**DIRECTIONS FOR THIS TASK**
Find every line in the records below that holds the word "legend", and copy it out.

Dataset excerpts:

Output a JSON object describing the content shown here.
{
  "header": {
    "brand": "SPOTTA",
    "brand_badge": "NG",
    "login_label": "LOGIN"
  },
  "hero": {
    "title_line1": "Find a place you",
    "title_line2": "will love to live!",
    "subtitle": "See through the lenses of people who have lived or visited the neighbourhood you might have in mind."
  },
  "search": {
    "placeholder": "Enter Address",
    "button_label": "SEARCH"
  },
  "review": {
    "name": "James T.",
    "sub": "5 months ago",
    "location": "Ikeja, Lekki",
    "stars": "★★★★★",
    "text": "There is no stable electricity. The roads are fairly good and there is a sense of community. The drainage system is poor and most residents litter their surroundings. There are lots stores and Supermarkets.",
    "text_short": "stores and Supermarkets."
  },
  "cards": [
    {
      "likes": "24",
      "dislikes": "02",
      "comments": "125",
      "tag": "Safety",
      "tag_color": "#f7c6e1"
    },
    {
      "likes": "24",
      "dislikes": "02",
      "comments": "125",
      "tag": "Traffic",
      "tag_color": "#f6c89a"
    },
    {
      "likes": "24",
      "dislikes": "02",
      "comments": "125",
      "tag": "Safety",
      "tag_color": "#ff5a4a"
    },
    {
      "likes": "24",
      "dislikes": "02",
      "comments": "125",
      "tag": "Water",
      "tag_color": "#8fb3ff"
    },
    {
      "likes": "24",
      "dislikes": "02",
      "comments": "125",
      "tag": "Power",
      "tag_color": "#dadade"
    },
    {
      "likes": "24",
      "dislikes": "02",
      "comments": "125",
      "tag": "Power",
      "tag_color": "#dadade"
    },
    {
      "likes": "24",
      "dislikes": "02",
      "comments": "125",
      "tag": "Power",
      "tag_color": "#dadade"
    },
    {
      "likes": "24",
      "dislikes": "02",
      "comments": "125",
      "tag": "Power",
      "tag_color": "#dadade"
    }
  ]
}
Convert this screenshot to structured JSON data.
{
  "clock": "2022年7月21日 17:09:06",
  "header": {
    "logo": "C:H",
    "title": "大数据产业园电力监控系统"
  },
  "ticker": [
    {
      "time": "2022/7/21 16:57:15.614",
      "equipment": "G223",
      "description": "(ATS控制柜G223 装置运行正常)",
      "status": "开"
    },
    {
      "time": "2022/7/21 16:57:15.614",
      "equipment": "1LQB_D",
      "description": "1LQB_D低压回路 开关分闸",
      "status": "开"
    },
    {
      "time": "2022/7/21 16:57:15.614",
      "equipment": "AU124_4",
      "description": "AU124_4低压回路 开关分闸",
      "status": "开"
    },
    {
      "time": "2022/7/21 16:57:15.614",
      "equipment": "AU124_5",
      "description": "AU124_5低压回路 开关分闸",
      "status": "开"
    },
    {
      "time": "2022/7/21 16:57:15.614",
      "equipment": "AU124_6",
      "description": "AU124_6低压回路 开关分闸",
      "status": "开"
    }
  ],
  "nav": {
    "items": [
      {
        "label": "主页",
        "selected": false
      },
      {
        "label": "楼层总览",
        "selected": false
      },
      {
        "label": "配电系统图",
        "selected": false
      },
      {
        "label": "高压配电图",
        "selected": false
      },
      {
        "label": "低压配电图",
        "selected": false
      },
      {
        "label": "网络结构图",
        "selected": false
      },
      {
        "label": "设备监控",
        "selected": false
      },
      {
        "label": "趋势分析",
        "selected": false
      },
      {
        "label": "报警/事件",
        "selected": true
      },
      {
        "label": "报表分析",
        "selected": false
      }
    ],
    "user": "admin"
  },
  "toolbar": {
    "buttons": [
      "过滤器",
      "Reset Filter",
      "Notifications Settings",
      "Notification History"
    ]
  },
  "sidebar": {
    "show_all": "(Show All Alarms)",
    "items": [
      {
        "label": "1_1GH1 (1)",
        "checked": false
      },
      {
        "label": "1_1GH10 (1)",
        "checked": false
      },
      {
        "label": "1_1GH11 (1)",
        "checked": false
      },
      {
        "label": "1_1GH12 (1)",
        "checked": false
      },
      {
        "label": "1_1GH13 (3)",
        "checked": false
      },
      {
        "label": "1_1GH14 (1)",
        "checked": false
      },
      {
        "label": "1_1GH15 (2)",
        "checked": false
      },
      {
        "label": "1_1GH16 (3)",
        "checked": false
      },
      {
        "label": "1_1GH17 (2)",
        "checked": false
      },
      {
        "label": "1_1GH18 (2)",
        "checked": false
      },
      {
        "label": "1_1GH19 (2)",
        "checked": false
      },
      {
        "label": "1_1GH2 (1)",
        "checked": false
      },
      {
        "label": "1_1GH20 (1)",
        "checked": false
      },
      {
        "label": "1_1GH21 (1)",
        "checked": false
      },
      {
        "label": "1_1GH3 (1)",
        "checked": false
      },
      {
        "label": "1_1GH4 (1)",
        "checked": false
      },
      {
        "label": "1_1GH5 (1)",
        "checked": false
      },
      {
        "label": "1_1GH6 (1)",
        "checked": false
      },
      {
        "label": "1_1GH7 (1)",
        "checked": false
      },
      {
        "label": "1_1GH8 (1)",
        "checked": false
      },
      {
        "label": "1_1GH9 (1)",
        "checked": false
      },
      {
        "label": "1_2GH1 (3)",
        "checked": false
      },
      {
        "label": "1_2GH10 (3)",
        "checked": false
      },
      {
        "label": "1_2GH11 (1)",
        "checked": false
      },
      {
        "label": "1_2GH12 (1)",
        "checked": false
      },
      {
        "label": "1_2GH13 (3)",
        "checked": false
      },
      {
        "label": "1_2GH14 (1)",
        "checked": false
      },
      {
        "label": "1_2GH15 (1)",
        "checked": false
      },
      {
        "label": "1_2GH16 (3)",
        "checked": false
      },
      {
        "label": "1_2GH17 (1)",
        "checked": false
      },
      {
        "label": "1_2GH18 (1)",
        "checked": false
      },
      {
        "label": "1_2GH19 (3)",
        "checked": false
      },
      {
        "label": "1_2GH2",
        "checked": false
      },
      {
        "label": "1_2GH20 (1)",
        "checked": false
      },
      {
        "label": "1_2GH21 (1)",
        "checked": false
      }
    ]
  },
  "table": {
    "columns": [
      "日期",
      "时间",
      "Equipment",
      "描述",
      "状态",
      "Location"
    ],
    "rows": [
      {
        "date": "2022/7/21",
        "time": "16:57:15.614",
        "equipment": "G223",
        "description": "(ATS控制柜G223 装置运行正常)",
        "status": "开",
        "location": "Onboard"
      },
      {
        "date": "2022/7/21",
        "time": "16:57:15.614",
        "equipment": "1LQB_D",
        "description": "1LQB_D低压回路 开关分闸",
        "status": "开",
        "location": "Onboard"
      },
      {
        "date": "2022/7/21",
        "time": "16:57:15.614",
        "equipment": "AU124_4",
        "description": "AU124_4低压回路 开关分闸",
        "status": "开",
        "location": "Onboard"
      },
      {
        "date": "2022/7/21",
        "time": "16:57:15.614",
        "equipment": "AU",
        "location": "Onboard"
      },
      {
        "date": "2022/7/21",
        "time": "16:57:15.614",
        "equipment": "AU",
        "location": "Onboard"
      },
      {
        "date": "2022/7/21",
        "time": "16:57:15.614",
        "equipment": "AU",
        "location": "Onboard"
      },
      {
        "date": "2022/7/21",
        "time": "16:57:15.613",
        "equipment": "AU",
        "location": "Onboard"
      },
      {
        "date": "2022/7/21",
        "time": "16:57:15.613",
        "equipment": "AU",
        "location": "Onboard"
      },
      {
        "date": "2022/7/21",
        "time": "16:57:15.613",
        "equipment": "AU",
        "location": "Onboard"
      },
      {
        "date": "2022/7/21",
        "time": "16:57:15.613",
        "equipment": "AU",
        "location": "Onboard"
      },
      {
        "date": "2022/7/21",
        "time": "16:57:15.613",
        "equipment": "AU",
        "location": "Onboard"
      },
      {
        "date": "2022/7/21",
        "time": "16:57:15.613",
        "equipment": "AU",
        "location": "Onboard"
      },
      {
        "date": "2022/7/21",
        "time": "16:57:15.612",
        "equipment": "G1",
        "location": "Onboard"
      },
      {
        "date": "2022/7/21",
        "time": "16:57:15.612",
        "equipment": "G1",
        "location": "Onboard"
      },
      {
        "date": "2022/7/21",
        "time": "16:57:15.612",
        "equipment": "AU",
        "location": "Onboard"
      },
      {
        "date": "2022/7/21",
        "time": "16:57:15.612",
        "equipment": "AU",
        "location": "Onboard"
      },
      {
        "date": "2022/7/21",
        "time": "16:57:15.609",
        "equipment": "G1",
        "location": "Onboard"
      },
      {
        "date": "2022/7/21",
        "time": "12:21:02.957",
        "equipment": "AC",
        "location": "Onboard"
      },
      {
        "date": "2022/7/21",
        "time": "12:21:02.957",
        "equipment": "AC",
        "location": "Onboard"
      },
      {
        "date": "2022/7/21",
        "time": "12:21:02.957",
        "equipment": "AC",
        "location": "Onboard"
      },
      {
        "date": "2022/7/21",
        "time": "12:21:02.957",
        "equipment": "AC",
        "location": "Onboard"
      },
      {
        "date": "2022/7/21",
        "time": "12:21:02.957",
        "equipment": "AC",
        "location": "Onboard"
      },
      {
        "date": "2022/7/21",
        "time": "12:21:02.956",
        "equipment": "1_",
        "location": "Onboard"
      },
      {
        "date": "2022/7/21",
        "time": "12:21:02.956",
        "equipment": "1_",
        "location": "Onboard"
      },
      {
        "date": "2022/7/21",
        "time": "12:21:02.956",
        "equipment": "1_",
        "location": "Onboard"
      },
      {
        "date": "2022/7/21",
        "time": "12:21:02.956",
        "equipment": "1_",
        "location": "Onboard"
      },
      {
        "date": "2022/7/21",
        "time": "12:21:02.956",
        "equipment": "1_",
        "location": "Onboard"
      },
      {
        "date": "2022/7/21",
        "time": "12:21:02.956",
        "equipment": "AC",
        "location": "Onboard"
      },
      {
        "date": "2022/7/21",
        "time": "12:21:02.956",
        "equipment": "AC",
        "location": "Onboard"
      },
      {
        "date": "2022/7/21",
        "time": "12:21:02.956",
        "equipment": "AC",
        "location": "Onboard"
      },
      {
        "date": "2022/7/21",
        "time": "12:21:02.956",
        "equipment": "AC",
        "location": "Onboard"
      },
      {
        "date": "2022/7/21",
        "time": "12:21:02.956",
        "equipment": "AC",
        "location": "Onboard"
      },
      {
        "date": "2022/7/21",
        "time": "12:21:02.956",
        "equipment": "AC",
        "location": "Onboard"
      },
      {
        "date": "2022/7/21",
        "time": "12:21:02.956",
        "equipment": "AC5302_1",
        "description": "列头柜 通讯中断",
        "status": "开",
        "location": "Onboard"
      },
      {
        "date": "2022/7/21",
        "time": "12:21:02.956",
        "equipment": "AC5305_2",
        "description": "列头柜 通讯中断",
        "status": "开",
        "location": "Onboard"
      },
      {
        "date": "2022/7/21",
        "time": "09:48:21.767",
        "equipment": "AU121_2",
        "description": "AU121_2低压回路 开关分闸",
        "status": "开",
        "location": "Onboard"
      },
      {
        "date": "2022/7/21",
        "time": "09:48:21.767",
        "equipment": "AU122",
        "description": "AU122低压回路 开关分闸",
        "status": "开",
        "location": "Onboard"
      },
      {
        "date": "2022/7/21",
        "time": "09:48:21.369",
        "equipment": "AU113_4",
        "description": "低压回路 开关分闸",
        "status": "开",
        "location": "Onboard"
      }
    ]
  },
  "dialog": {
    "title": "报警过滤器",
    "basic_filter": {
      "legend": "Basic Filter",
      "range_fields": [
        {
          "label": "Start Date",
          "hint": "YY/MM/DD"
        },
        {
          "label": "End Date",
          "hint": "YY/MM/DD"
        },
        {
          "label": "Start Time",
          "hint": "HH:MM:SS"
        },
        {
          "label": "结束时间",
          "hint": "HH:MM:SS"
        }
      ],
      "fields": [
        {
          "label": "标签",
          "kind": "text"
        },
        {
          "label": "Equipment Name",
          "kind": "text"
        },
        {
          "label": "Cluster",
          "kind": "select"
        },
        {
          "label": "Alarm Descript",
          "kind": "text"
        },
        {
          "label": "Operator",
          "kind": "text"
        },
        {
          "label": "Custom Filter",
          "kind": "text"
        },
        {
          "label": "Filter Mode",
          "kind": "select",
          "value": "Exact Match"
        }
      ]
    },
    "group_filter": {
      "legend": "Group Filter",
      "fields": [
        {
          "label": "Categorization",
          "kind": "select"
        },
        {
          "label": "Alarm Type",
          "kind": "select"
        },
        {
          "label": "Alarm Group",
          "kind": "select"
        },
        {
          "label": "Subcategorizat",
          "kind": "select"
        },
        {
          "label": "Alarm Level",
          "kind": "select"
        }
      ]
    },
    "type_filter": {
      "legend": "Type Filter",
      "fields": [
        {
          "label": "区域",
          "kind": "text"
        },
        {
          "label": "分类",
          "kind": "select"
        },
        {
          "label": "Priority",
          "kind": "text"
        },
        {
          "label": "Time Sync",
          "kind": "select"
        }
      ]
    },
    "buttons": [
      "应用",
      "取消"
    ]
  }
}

**COMPLETED TASK**
      "legend": "Basic Filter",
      "legend": "Group Filter",
      "legend": "Type Filter",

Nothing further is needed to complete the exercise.